### [WORK INSTRUCTIONS]
Search the material below for the word "note". Copy every line where it is found.

### [GIVEN ENTRIES]
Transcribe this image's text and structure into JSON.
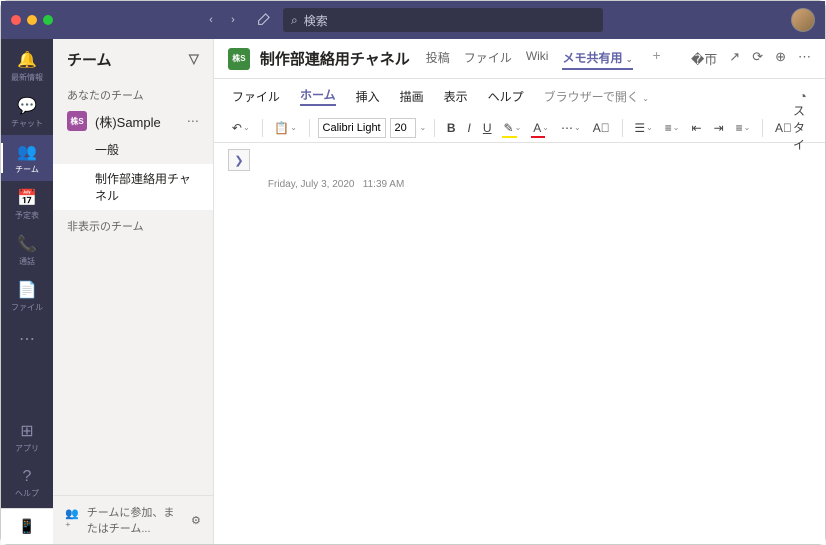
{
  "search": {
    "placeholder": "検索"
  },
  "rail": {
    "items": [
      {
        "icon": "bell",
        "label": "最新情報"
      },
      {
        "icon": "chat",
        "label": "チャット"
      },
      {
        "icon": "teams",
        "label": "チーム"
      },
      {
        "icon": "calendar",
        "label": "予定表"
      },
      {
        "icon": "call",
        "label": "通話"
      },
      {
        "icon": "file",
        "label": "ファイル"
      }
    ],
    "apps": "アプリ",
    "help": "ヘルプ"
  },
  "sidebar": {
    "title": "チーム",
    "your_teams": "あなたのチーム",
    "team_badge": "株S",
    "team_name": "(株)Sample",
    "channels": [
      "一般",
      "制作部連絡用チャネル"
    ],
    "hidden_teams": "非表示のチーム",
    "footer": "チームに参加、またはチーム..."
  },
  "content": {
    "badge": "株S",
    "title": "制作部連絡用チャネル",
    "tabs": [
      "投稿",
      "ファイル",
      "Wiki",
      "メモ共有用"
    ],
    "editor_menu": {
      "file": "ファイル",
      "home": "ホーム",
      "insert": "挿入",
      "draw": "描画",
      "view": "表示",
      "help": "ヘルプ",
      "browser": "ブラウザーで開く"
    },
    "font": "Calibri Light",
    "size": "20",
    "date": "Friday, July 3, 2020",
    "time": "11:39 AM",
    "style_label": "スタイ"
  }
}
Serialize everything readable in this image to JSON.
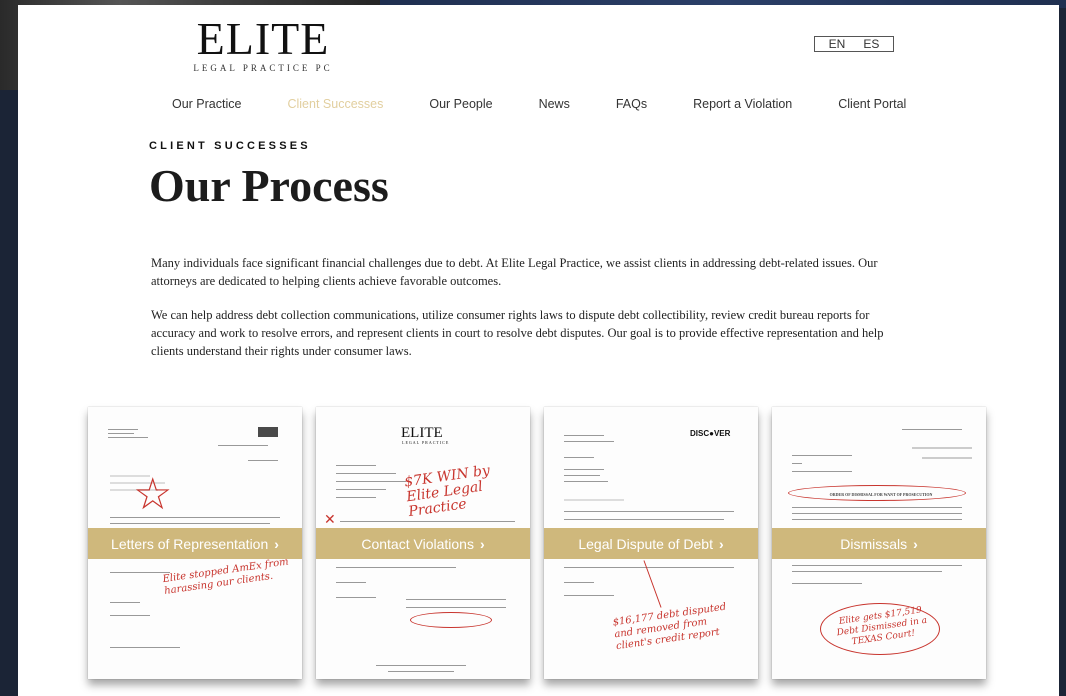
{
  "brand": {
    "logo_main": "ELITE",
    "logo_sub": "LEGAL PRACTICE PC"
  },
  "language": {
    "en": "EN",
    "es": "ES"
  },
  "nav": {
    "items": [
      "Our Practice",
      "Client Successes",
      "Our People",
      "News",
      "FAQs",
      "Report a Violation",
      "Client Portal"
    ],
    "active_index": 1
  },
  "section": {
    "eyebrow": "CLIENT SUCCESSES",
    "title": "Our Process",
    "paragraph1": "Many individuals face significant financial challenges due to debt. At Elite Legal Practice, we assist clients in addressing debt-related issues. Our attorneys are dedicated to helping clients achieve favorable outcomes.",
    "paragraph2": "We can help address debt collection communications, utilize consumer rights laws to dispute debt collectibility, review credit bureau reports for accuracy and work to resolve errors, and represent clients in court to resolve debt disputes. Our goal is to provide effective representation and help clients understand their rights under consumer laws."
  },
  "cards": [
    {
      "label": "Letters of Representation",
      "arrow": "›",
      "note": "Elite stopped AmEx from harassing our clients."
    },
    {
      "label": "Contact Violations",
      "arrow": "›",
      "doc_logo": "ELITE",
      "doc_logo_sub": "LEGAL PRACTICE",
      "note": "$7K WIN by Elite Legal Practice"
    },
    {
      "label": "Legal Dispute of Debt",
      "arrow": "›",
      "doc_logo": "DISC●VER",
      "note": "$16,177 debt disputed and removed from client's credit report"
    },
    {
      "label": "Dismissals",
      "arrow": "›",
      "doc_heading": "ORDER OF DISMISSAL FOR WANT OF PROSECUTION",
      "note": "Elite gets $17,519 Debt Dismissed in a TEXAS Court!"
    }
  ],
  "colors": {
    "accent_gold": "#cfb87c",
    "nav_active": "#e2cf9f",
    "annotation_red": "#c8352e",
    "background_navy": "#1b2436"
  }
}
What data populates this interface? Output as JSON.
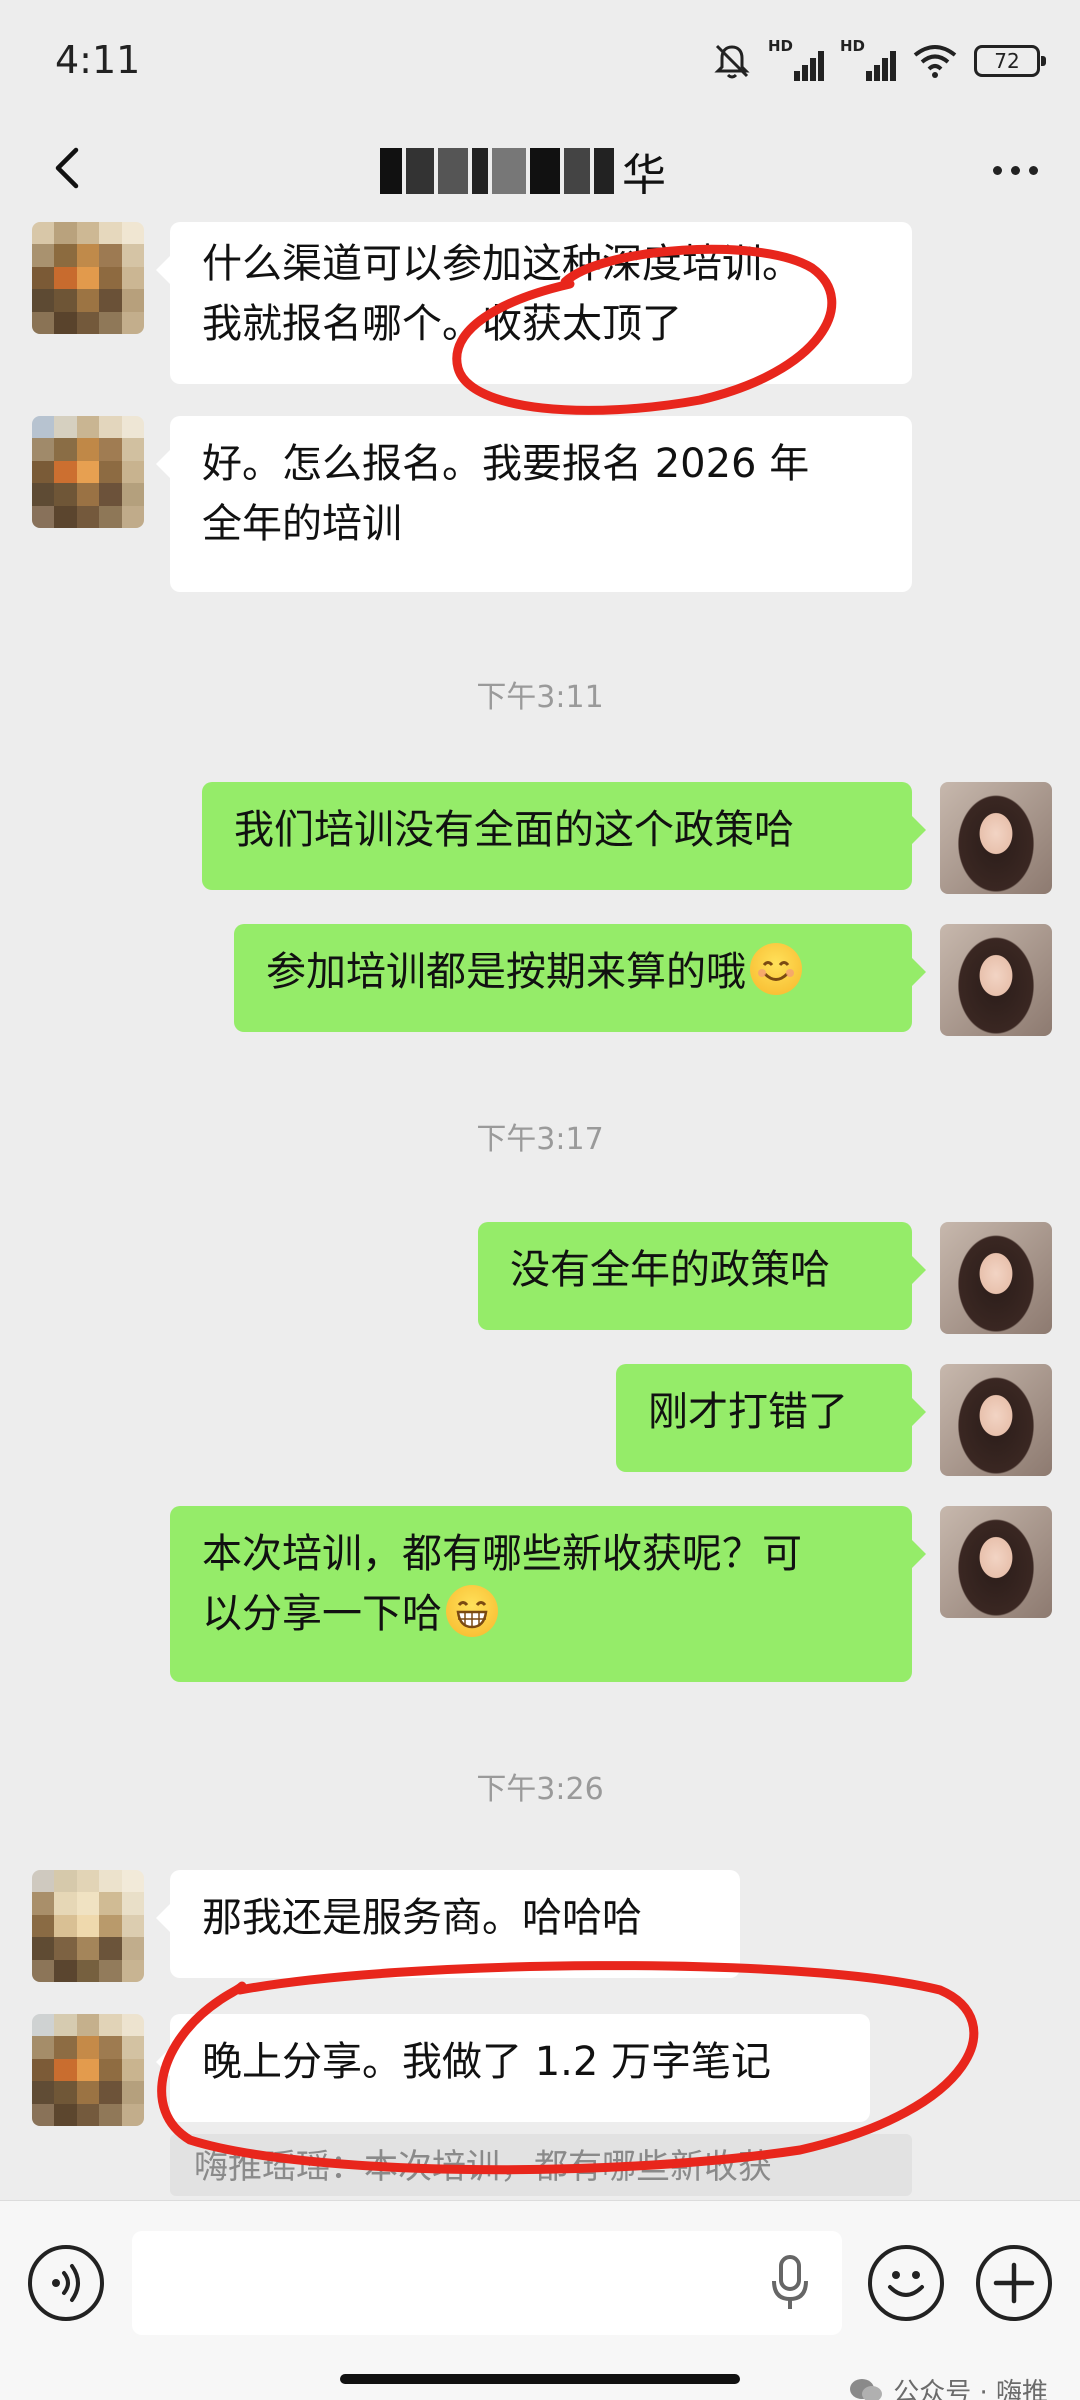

### [EXPECTED ANSWER]
      "note": "Elite stopped AmEx from harassing our clients."
      "note": "$7K WIN by Elite Legal Practice"
      "note": "$16,177 debt disputed and removed from client's credit report"
      "note": "Elite gets $17,519 Debt Dismissed in a TEXAS Court!"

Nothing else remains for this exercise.